START Information provided

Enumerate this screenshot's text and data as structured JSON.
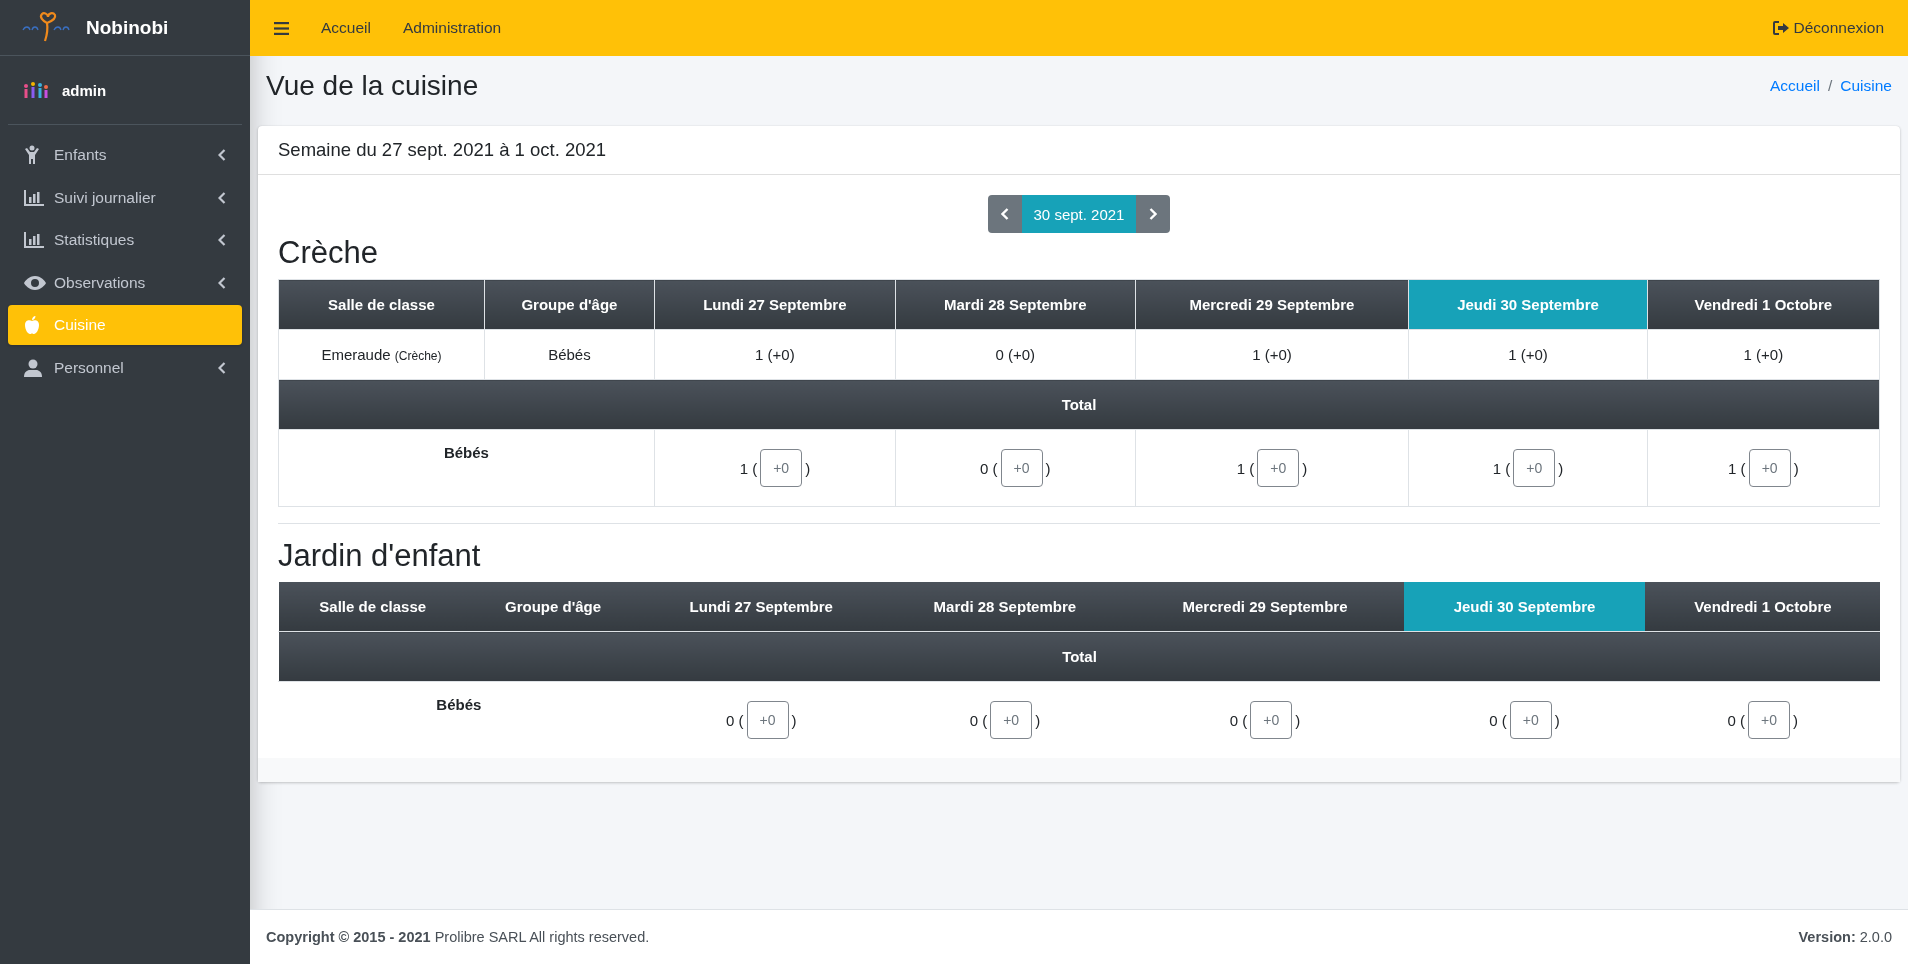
{
  "brand": {
    "name": "Nobinobi"
  },
  "user": {
    "name": "admin"
  },
  "sidebar": {
    "items": [
      {
        "label": "Enfants",
        "kind": "child",
        "expandable": true,
        "selected": false
      },
      {
        "label": "Suivi journalier",
        "kind": "chart",
        "expandable": true,
        "selected": false
      },
      {
        "label": "Statistiques",
        "kind": "chart",
        "expandable": true,
        "selected": false
      },
      {
        "label": "Observations",
        "kind": "eye",
        "expandable": true,
        "selected": false
      },
      {
        "label": "Cuisine",
        "kind": "apple",
        "expandable": false,
        "selected": true
      },
      {
        "label": "Personnel",
        "kind": "user",
        "expandable": true,
        "selected": false
      }
    ]
  },
  "topbar": {
    "links": [
      "Accueil",
      "Administration"
    ],
    "logout": "Déconnexion"
  },
  "page": {
    "title": "Vue de la cuisine",
    "breadcrumb": [
      "Accueil",
      "Cuisine"
    ],
    "breadcrumb_separator": "/"
  },
  "card": {
    "header": "Semaine du 27 sept. 2021 à 1 oct. 2021",
    "date": "30 sept. 2021",
    "sections": [
      {
        "title": "Crèche",
        "bordered": true,
        "columns": [
          {
            "label": "Salle de classe",
            "selected": false
          },
          {
            "label": "Groupe d'âge",
            "selected": false
          },
          {
            "label": "Lundi 27 Septembre",
            "selected": false
          },
          {
            "label": "Mardi 28 Septembre",
            "selected": false
          },
          {
            "label": "Mercredi 29 Septembre",
            "selected": false
          },
          {
            "label": "Jeudi 30 Septembre",
            "selected": true
          },
          {
            "label": "Vendredi 1 Octobre",
            "selected": false
          }
        ],
        "rows": [
          {
            "room": "Emeraude",
            "room_note": "(Crèche)",
            "group": "Bébés",
            "values": [
              "1 (+0)",
              "0 (+0)",
              "1 (+0)",
              "1 (+0)",
              "1 (+0)"
            ]
          }
        ],
        "total_label": "Total",
        "totals": [
          {
            "group": "Bébés",
            "cells": [
              {
                "before": "1 (",
                "placeholder": "+0",
                "after": ")"
              },
              {
                "before": "0 (",
                "placeholder": "+0",
                "after": ")"
              },
              {
                "before": "1 (",
                "placeholder": "+0",
                "after": ")"
              },
              {
                "before": "1 (",
                "placeholder": "+0",
                "after": ")"
              },
              {
                "before": "1 (",
                "placeholder": "+0",
                "after": ")"
              }
            ]
          }
        ]
      },
      {
        "title": "Jardin d'enfant",
        "bordered": false,
        "columns": [
          {
            "label": "Salle de classe",
            "selected": false
          },
          {
            "label": "Groupe d'âge",
            "selected": false
          },
          {
            "label": "Lundi 27 Septembre",
            "selected": false
          },
          {
            "label": "Mardi 28 Septembre",
            "selected": false
          },
          {
            "label": "Mercredi 29 Septembre",
            "selected": false
          },
          {
            "label": "Jeudi 30 Septembre",
            "selected": true
          },
          {
            "label": "Vendredi 1 Octobre",
            "selected": false
          }
        ],
        "total_label": "Total",
        "totals": [
          {
            "group": "Bébés",
            "cells": [
              {
                "before": "0 (",
                "placeholder": "+0",
                "after": ")"
              },
              {
                "before": "0 (",
                "placeholder": "+0",
                "after": ")"
              },
              {
                "before": "0 (",
                "placeholder": "+0",
                "after": ")"
              },
              {
                "before": "0 (",
                "placeholder": "+0",
                "after": ")"
              },
              {
                "before": "0 (",
                "placeholder": "+0",
                "after": ")"
              }
            ]
          }
        ]
      }
    ]
  },
  "footer": {
    "copyright": "**Copyright © 2015 - 2021** Prolibre SARL All rights reserved.",
    "version": "**Version:** 2.0.0"
  }
}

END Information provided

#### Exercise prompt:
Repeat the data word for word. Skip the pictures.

#### Written response:
Enumerate this screenshot's text and data as structured JSON.
{
  "brand": {
    "name": "Nobinobi"
  },
  "user": {
    "name": "admin"
  },
  "sidebar": {
    "items": [
      {
        "label": "Enfants",
        "kind": "child",
        "expandable": true,
        "selected": false
      },
      {
        "label": "Suivi journalier",
        "kind": "chart",
        "expandable": true,
        "selected": false
      },
      {
        "label": "Statistiques",
        "kind": "chart",
        "expandable": true,
        "selected": false
      },
      {
        "label": "Observations",
        "kind": "eye",
        "expandable": true,
        "selected": false
      },
      {
        "label": "Cuisine",
        "kind": "apple",
        "expandable": false,
        "selected": true
      },
      {
        "label": "Personnel",
        "kind": "user",
        "expandable": true,
        "selected": false
      }
    ]
  },
  "topbar": {
    "links": [
      "Accueil",
      "Administration"
    ],
    "logout": "Déconnexion"
  },
  "page": {
    "title": "Vue de la cuisine",
    "breadcrumb": [
      "Accueil",
      "Cuisine"
    ],
    "breadcrumb_separator": "/"
  },
  "card": {
    "header": "Semaine du 27 sept. 2021 à 1 oct. 2021",
    "date": "30 sept. 2021",
    "sections": [
      {
        "title": "Crèche",
        "bordered": true,
        "columns": [
          {
            "label": "Salle de classe",
            "selected": false
          },
          {
            "label": "Groupe d'âge",
            "selected": false
          },
          {
            "label": "Lundi 27 Septembre",
            "selected": false
          },
          {
            "label": "Mardi 28 Septembre",
            "selected": false
          },
          {
            "label": "Mercredi 29 Septembre",
            "selected": false
          },
          {
            "label": "Jeudi 30 Septembre",
            "selected": true
          },
          {
            "label": "Vendredi 1 Octobre",
            "selected": false
          }
        ],
        "rows": [
          {
            "room": "Emeraude",
            "room_note": "(Crèche)",
            "group": "Bébés",
            "values": [
              "1 (+0)",
              "0 (+0)",
              "1 (+0)",
              "1 (+0)",
              "1 (+0)"
            ]
          }
        ],
        "total_label": "Total",
        "totals": [
          {
            "group": "Bébés",
            "cells": [
              {
                "before": "1 (",
                "placeholder": "+0",
                "after": ")"
              },
              {
                "before": "0 (",
                "placeholder": "+0",
                "after": ")"
              },
              {
                "before": "1 (",
                "placeholder": "+0",
                "after": ")"
              },
              {
                "before": "1 (",
                "placeholder": "+0",
                "after": ")"
              },
              {
                "before": "1 (",
                "placeholder": "+0",
                "after": ")"
              }
            ]
          }
        ]
      },
      {
        "title": "Jardin d'enfant",
        "bordered": false,
        "columns": [
          {
            "label": "Salle de classe",
            "selected": false
          },
          {
            "label": "Groupe d'âge",
            "selected": false
          },
          {
            "label": "Lundi 27 Septembre",
            "selected": false
          },
          {
            "label": "Mardi 28 Septembre",
            "selected": false
          },
          {
            "label": "Mercredi 29 Septembre",
            "selected": false
          },
          {
            "label": "Jeudi 30 Septembre",
            "selected": true
          },
          {
            "label": "Vendredi 1 Octobre",
            "selected": false
          }
        ],
        "total_label": "Total",
        "totals": [
          {
            "group": "Bébés",
            "cells": [
              {
                "before": "0 (",
                "placeholder": "+0",
                "after": ")"
              },
              {
                "before": "0 (",
                "placeholder": "+0",
                "after": ")"
              },
              {
                "before": "0 (",
                "placeholder": "+0",
                "after": ")"
              },
              {
                "before": "0 (",
                "placeholder": "+0",
                "after": ")"
              },
              {
                "before": "0 (",
                "placeholder": "+0",
                "after": ")"
              }
            ]
          }
        ]
      }
    ]
  },
  "footer": {
    "copyright": "**Copyright © 2015 - 2021** Prolibre SARL All rights reserved.",
    "version": "**Version:** 2.0.0"
  }
}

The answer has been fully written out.